- The encrypted part of the AP_REQ contains a timestamp, so the server will refuse the AP_REQ if it is more than 5 minutes old.
- The host will compute an MD5 hash of each AP_REQ authentication message. If it receives the same AP_REQ more than once, the host will refuse it with a KRB_AP_ERR_REPEAT error.
Moreover, the encrypted part of each AP_REQ contains the SPN of the specific service. Nevertheless, the Windows hosts do not check the SPN and only verify if the service account is able to decrypt the AP_REQ.
It means that if a server is running more than one service with the same identity (let's say the machine account for example), an attacker could try to perform a replay attack. In this case, the host will detect that the AP_REQ has already been sent to another service. However if the attacker is using some kind of proxy, he could relay (and not replay) the AP_REQ on another service (for example from HTTP to SMB):
Furthermore, an attacker could also take advantage of that behavior to perform a replay attack on another host using the same service account (as it is often the case with SQL servers) since the two hosts do not share the list of MD5 hashes of used AP_REQs.
It is nonetheless possible to specify and enforce a strict SPN in IIS web server by modifying the C:\Windows\System32\inetsrv\Config\ApplicationHost file as it is the case for NTLM EPA Service Binding (see above).
Prox-Ez features (and what's new)
Lots of improvements were made since the creation of Prox-Ez. If you want an overview of Prox-Ez's internals, a high level description was given in the previous article.
Since last year, Burp also implemented NTLM EPA authentication. Nevertheless, it still does not support the WWW-Authenticate: Negotiate header, pass-the-hash, pass-the-ticket and so on. They all lead to authentication errors.
We decided to add to our proxy the support of all the HTTP Authentications that you could find on a Windows based infrastructure including:
- Standard NTLM authentication
- NTLM EPA channel binding
- NTLM EPA service binding
- Pass-the-hash capabilities (from LM or NT hashes)
- Kerberos authentication
- Standard user/password capabilities
- Pass-the-ticket capabilities (from TGT or ST)
- Overpass-the-hash capabilities (from the NT hash)
The objective is also to give a simple script to work with HTTP authentication. It is based on a single file, with minimal dependencies.

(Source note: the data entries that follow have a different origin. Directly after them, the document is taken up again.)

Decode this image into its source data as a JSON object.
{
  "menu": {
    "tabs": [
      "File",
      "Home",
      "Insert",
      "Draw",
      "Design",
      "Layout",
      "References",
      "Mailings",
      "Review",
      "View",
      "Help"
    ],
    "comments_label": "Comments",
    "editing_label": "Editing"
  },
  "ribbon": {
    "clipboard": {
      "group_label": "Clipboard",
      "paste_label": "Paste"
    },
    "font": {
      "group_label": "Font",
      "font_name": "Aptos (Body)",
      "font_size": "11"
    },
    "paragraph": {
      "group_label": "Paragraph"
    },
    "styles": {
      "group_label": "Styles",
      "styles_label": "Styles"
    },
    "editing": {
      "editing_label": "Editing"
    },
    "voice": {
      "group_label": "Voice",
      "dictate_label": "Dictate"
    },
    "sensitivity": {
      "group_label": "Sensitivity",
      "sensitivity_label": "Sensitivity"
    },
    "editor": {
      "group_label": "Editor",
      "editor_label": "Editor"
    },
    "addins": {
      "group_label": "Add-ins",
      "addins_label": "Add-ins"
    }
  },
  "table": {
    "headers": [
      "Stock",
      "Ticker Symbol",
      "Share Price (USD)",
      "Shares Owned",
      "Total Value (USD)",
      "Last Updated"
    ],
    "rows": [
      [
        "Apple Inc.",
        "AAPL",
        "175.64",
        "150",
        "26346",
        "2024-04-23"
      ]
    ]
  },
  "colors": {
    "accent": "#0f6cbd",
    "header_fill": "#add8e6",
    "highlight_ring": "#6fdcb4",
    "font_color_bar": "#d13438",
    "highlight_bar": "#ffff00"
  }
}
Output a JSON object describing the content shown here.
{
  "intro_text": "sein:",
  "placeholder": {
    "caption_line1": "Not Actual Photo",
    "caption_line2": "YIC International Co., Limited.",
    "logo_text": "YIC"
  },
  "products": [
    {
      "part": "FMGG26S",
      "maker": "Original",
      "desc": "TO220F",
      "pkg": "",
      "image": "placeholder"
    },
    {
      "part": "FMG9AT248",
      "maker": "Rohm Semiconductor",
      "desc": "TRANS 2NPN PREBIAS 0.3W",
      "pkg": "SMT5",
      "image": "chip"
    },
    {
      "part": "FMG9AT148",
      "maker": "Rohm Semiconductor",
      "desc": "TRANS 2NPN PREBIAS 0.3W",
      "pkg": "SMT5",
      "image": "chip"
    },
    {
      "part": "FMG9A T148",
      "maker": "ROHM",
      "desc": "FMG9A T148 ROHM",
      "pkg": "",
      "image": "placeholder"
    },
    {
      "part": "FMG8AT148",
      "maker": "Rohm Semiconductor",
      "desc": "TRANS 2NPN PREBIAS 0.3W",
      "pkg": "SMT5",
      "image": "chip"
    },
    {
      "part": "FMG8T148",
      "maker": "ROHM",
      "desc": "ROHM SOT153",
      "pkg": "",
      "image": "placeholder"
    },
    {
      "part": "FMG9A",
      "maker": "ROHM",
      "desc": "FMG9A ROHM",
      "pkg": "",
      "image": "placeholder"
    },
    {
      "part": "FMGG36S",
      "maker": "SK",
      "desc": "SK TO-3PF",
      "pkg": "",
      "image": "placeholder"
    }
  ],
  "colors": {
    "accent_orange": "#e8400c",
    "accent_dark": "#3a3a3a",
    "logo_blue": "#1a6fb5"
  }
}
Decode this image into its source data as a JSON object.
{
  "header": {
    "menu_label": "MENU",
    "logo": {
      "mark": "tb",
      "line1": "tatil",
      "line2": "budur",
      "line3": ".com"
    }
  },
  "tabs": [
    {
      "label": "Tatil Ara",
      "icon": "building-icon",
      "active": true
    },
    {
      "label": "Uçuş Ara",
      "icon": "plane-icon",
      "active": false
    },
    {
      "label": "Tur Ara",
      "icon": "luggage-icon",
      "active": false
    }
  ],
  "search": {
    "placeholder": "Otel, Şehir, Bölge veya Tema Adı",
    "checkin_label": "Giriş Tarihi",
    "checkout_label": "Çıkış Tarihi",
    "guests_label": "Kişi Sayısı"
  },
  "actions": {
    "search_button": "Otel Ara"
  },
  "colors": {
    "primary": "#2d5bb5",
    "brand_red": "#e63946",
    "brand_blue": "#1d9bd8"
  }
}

Feel free to tweak, patch and modify it so that it matches your needs, PRs are welcome.
Below is a list of the other nice features that you may find useful:
- Dump of SSL/TLS keys to easily analyze traffic.
- Option to disable NTLM EPA extension.
- Option to force specific SPN.
- Nice debug output.
Here are a few examples, to provide a quick preview of the potential of Prox-Ez.
- Connect to a website using pass-the-hash (to check for ADCS templates using the NT hash of a user for instance).
You have found the perfect hash, but cannot use it to authenticate on websites. Prox-Ez can do that for you, whether the website supports NTLM or Kerberos.
Take a look at the GIF below for an example:
- Connect to a website using an existing TGT.
You already have a TGT and want to use it with Firefox to connect to a website.
The following GIF shows how to do so with Prox-Ez (with the -d debug mode):
- You want to use a tool that does not support Kerberos authentication when you need it.
For instance, during an assessment, we once needed to use certipy against an ADCS instance requiring Kerberos authentication. By using Prox-Ez, we were able to completely hide the HTTP authentication from certipy and perform it in its place. That way, we could specify the correct SPN and correctly authenticate using an existing TGT.
This process in shown in the following GIF: